### RAW DATA

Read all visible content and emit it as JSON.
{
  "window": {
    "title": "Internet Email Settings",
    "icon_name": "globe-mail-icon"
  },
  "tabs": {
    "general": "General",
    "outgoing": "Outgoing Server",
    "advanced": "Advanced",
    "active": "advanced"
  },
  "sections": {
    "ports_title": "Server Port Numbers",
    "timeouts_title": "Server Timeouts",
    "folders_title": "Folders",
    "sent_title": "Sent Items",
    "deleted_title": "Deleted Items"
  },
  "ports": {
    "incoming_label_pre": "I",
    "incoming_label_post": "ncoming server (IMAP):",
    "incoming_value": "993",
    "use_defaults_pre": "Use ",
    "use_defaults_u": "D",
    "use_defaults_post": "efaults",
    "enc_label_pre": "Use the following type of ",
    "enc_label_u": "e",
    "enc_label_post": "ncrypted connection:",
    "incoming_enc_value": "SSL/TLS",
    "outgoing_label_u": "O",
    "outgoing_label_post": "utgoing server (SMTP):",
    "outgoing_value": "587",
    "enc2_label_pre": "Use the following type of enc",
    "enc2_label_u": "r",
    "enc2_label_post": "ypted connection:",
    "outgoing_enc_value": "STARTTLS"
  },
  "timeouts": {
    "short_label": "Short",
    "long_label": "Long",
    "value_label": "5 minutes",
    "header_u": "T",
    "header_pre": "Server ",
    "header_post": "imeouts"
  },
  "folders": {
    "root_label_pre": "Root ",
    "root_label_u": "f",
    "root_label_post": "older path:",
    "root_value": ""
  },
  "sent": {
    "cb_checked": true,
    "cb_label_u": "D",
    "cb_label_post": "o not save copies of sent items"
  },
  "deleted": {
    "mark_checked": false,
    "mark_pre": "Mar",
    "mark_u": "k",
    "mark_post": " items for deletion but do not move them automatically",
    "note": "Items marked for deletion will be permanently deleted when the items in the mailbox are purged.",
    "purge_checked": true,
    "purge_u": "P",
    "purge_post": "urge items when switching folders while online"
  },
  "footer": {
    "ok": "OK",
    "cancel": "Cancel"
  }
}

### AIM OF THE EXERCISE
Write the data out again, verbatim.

### ANSWER SPACE
Read all visible content and emit it as JSON.
{
  "window": {
    "title": "Internet Email Settings",
    "icon_name": "globe-mail-icon"
  },
  "tabs": {
    "general": "General",
    "outgoing": "Outgoing Server",
    "advanced": "Advanced",
    "active": "advanced"
  },
  "sections": {
    "ports_title": "Server Port Numbers",
    "timeouts_title": "Server Timeouts",
    "folders_title": "Folders",
    "sent_title": "Sent Items",
    "deleted_title": "Deleted Items"
  },
  "ports": {
    "incoming_label_pre": "I",
    "incoming_label_post": "ncoming server (IMAP):",
    "incoming_value": "993",
    "use_defaults_pre": "Use ",
    "use_defaults_u": "D",
    "use_defaults_post": "efaults",
    "enc_label_pre": "Use the following type of ",
    "enc_label_u": "e",
    "enc_label_post": "ncrypted connection:",
    "incoming_enc_value": "SSL/TLS",
    "outgoing_label_u": "O",
    "outgoing_label_post": "utgoing server (SMTP):",
    "outgoing_value": "587",
    "enc2_label_pre": "Use the following type of enc",
    "enc2_label_u": "r",
    "enc2_label_post": "ypted connection:",
    "outgoing_enc_value": "STARTTLS"
  },
  "timeouts": {
    "short_label": "Short",
    "long_label": "Long",
    "value_label": "5 minutes",
    "header_u": "T",
    "header_pre": "Server ",
    "header_post": "imeouts"
  },
  "folders": {
    "root_label_pre": "Root ",
    "root_label_u": "f",
    "root_label_post": "older path:",
    "root_value": ""
  },
  "sent": {
    "cb_checked": true,
    "cb_label_u": "D",
    "cb_label_post": "o not save copies of sent items"
  },
  "deleted": {
    "mark_checked": false,
    "mark_pre": "Mar",
    "mark_u": "k",
    "mark_post": " items for deletion but do not move them automatically",
    "note": "Items marked for deletion will be permanently deleted when the items in the mailbox are purged.",
    "purge_checked": true,
    "purge_u": "P",
    "purge_post": "urge items when switching folders while online"
  },
  "footer": {
    "ok": "OK",
    "cancel": "Cancel"
  }
}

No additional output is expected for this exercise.